**Task objective:** Scan the entries for lines with the word "null" and copy those lines.

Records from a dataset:

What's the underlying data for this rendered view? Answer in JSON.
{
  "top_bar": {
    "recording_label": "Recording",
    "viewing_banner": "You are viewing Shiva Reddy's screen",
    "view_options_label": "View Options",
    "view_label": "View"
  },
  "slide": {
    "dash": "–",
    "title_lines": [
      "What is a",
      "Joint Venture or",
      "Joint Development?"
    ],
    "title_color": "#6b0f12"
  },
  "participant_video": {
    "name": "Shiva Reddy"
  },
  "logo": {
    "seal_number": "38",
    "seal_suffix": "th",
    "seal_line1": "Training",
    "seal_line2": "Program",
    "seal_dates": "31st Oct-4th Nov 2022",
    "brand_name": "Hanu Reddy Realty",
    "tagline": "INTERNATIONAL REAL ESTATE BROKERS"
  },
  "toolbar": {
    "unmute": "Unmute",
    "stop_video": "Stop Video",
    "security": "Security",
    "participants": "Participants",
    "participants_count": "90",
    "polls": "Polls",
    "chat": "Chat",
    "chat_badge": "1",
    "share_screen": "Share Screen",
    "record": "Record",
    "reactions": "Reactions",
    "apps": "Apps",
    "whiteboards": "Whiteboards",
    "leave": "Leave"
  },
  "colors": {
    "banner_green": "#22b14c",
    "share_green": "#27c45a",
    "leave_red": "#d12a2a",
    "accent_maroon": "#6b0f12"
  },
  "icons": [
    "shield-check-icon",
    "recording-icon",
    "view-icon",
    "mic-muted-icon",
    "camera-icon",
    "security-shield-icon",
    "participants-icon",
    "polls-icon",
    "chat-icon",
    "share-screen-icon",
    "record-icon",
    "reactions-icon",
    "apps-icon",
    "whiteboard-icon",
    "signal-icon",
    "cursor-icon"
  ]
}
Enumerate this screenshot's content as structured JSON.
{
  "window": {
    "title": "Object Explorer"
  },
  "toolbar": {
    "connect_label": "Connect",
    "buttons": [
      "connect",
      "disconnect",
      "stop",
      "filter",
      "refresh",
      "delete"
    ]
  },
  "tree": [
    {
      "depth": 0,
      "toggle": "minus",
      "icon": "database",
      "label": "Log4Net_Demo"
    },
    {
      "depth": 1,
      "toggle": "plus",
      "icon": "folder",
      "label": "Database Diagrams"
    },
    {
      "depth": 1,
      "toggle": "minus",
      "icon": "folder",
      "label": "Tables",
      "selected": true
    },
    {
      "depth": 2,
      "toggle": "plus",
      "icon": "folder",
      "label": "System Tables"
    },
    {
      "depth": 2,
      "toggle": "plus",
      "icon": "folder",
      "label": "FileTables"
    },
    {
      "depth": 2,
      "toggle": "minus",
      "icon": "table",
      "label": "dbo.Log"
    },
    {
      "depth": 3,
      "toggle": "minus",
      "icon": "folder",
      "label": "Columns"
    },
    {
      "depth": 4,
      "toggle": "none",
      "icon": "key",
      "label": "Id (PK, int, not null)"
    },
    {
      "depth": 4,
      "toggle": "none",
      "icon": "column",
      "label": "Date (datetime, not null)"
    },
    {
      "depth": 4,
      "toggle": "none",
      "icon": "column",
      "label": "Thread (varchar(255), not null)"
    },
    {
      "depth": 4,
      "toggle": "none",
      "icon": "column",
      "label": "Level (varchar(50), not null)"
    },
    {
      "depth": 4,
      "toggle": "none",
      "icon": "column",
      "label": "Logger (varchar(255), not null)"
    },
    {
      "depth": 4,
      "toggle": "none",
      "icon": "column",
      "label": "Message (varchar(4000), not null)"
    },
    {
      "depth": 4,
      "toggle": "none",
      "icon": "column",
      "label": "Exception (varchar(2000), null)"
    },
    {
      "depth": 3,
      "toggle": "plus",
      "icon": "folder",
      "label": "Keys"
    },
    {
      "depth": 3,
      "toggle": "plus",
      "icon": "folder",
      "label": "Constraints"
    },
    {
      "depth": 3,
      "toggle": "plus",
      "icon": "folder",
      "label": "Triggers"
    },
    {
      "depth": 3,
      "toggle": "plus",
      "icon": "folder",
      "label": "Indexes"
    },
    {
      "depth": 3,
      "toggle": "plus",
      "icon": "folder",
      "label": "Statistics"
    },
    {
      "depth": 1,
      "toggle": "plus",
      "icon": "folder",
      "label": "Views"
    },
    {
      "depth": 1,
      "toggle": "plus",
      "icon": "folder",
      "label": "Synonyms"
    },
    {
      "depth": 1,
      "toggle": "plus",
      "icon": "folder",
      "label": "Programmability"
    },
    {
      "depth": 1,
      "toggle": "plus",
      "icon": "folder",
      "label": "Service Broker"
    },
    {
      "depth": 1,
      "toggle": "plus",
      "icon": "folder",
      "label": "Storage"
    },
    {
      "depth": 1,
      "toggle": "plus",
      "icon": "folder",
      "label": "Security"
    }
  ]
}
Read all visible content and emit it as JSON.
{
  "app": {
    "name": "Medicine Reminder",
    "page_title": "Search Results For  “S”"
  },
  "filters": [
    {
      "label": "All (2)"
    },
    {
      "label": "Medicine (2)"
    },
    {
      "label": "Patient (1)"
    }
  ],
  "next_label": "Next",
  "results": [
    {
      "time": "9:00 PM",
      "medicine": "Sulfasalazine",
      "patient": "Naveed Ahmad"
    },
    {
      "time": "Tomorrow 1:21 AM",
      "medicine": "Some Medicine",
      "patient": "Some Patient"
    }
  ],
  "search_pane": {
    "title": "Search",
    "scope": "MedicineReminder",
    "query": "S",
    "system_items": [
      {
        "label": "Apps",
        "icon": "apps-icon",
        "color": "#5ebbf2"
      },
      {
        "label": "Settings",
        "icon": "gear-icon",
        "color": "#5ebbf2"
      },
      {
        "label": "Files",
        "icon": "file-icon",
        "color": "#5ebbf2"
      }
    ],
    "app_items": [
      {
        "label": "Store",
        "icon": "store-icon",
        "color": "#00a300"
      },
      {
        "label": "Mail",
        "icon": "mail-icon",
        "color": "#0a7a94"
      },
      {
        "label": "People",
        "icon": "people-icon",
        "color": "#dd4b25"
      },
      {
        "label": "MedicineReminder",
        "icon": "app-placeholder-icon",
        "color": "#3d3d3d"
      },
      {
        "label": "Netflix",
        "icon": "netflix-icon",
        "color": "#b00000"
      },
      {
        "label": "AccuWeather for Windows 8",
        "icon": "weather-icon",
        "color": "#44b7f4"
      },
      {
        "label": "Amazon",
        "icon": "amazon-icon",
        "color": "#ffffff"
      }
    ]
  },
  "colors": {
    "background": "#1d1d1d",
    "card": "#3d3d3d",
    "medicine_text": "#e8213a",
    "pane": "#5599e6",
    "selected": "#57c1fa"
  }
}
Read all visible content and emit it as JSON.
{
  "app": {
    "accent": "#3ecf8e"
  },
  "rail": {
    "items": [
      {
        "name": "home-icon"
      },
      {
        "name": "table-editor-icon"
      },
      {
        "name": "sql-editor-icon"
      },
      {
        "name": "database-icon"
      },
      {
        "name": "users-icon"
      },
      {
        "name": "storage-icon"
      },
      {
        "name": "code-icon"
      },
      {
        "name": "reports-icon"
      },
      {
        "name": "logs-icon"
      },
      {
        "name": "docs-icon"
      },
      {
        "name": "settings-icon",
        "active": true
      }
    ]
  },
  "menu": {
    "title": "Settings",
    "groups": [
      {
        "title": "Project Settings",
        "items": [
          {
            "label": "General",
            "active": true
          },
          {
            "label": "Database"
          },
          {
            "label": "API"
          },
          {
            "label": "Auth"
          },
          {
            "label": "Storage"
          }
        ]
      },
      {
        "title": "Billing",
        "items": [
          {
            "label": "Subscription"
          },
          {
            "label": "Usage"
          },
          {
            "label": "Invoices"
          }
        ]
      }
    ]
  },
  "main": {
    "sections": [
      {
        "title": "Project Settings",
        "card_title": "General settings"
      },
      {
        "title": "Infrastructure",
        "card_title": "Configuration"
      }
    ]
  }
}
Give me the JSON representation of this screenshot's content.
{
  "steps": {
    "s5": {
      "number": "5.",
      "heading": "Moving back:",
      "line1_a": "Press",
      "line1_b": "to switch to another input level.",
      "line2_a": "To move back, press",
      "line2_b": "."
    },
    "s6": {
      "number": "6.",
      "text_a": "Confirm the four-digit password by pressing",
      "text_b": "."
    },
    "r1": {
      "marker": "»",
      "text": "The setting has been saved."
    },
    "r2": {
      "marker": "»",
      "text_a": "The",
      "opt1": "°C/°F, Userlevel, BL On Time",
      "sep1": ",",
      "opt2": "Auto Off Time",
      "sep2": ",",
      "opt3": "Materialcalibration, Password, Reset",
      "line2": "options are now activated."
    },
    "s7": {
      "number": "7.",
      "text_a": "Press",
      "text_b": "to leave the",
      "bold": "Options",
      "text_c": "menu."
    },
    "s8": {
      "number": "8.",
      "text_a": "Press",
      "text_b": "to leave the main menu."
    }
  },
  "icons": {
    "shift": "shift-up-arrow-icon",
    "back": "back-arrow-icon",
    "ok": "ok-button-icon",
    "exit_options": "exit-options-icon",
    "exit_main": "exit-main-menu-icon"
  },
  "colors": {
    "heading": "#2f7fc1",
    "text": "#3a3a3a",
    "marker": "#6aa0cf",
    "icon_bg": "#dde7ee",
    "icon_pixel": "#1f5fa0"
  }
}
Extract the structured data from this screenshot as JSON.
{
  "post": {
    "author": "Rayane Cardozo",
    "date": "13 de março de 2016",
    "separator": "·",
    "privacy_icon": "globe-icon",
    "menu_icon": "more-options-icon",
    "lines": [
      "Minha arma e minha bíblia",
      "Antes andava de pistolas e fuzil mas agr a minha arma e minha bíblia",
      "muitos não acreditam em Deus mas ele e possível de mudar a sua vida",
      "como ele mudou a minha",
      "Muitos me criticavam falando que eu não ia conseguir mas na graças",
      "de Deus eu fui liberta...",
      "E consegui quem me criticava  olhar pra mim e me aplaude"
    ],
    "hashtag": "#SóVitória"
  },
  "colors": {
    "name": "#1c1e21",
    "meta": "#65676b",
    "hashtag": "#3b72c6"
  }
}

**Exercise answer:**
      "label": "Id (PK, int, not null)"
      "label": "Date (datetime, not null)"
      "label": "Thread (varchar(255), not null)"
      "label": "Level (varchar(50), not null)"
      "label": "Logger (varchar(255), not null)"
      "label": "Message (varchar(4000), not null)"
      "label": "Exception (varchar(2000), null)"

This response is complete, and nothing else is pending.